getting at newer pastures. The Magic Domino. The results follow in the

next mailing, this post discusses a bit about the information found there.

I added to the next mail also the previous results for the 2x2x2 and the

corners of the 3x3x3 together with some additional results not presented

previously. There are for each puzzle five columns. The first one

enumerates the number of moves, the next two give the results if both

quarter and half turns are accepted as moves, the last two give the

information if only quarter turns are accepted (of course, on the Domino

this distinction is there only for the U and D faces, the others know

half turns only). For each case there are two columns, the first giving the

number of positions requiring the stated number of moves, the second

column gives the number of local maxima (i.e. each move brings you closer

to a solution).

There are three tables for the Domino. The one you want to pick depends

on how you view the puzzle. The first view is that there is only one

solution with on top 1 to 3 running from left back to right back. The

second view is that rotation of the puzzle makes different configurations

indistinguishable, so the total number of configuration is (8!)^2 / 4.

An alternative way to look at it is that there are 4 solutions. One the

standard solution, the others obtained by rotating the domino along the

UD axis. The distinction between the two views is only a factor of four

in the number of configurations for the different path-lengths. Finally,

we can view as a solution the configuration with on top 1 to 3 running from

right back to left back in stead of the other way around. Actually this

solution is not worse than the other, because, if we turn over a solved

Domino we go from one to the other. This view can also be expressed by saying

there are 8 solutions. I give results for all three cases. The numbers upto

(and including) path-length 2 have been checked by hand.

Some remarkable observations.

When we compare the tables for 1 solution and those for 4 solutions we see

that for short path-lengths the number of configurations is multiplied by

4. On the other hand, for long path-lengths the number of configurations

is equal!

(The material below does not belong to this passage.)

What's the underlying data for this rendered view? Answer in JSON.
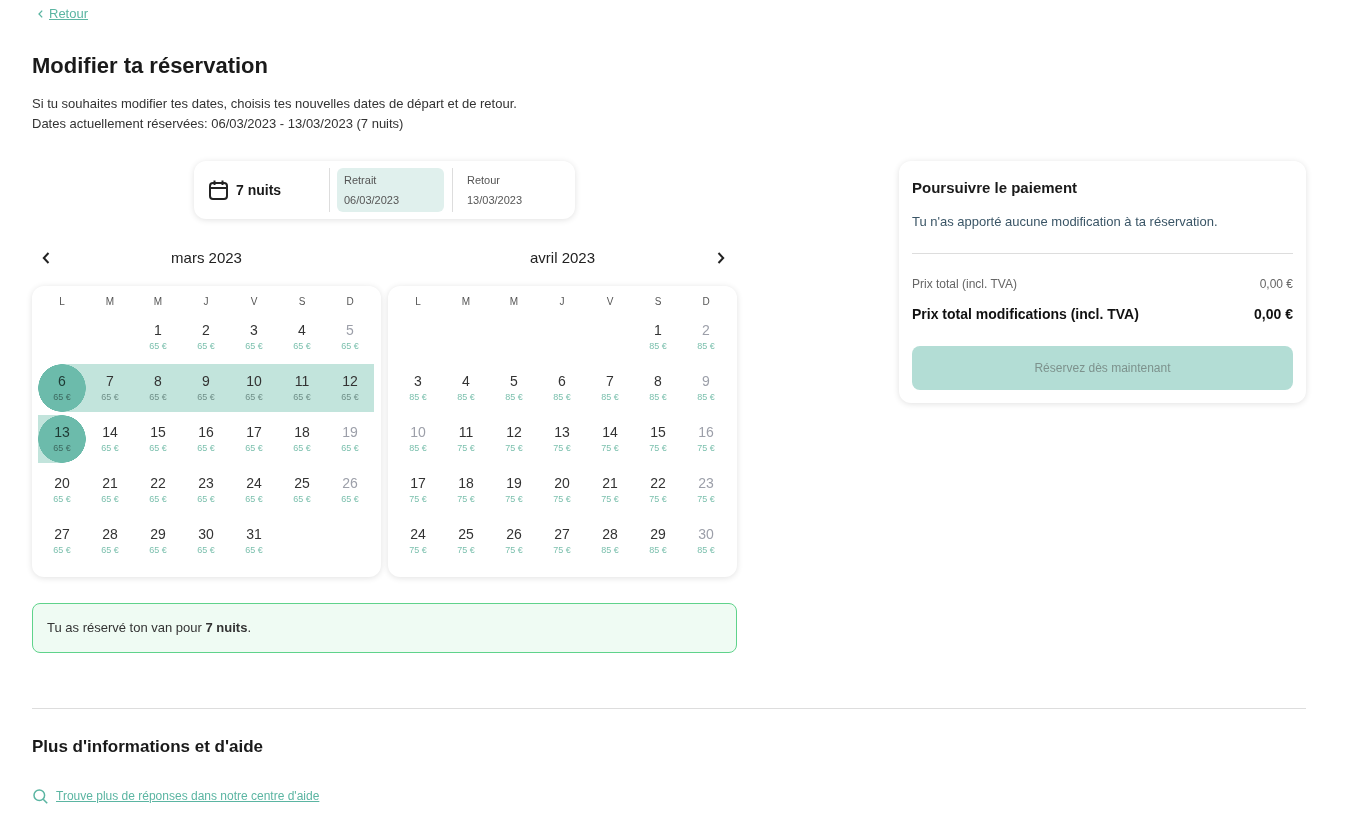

We can say that rotation of the Domino has only a short range

effect.

On the other hand, if we compare both with the 8-solutions tables we see that

the latter allows shorter solutions in general, so mirroring has a long

range effect.

Each of the 6 calculations on the Magic Domino took 2 to 2.5 hours on one

processor of an SGI 4D-420S. The program is completely memory bound (and

the cache does not help). It needs at least 31 MByte of core (and must be

resident) otherwise you will get no results at all in reasonable time. I

tried it on the 32 MByte FPS; while it will happily give results initially

at some stage it will not longer run. Not only that it will not walk either,

and also not crawl. It is just sitting there paging in and paging out (a

phenomenon known as page thrashing). I found that the program would get

less than 0.005 % of the CPU on an otherwise unloaded machine.

The program would enable me to write a 27901440 byte file that would assist

in an optimal solver for the Domino.

dik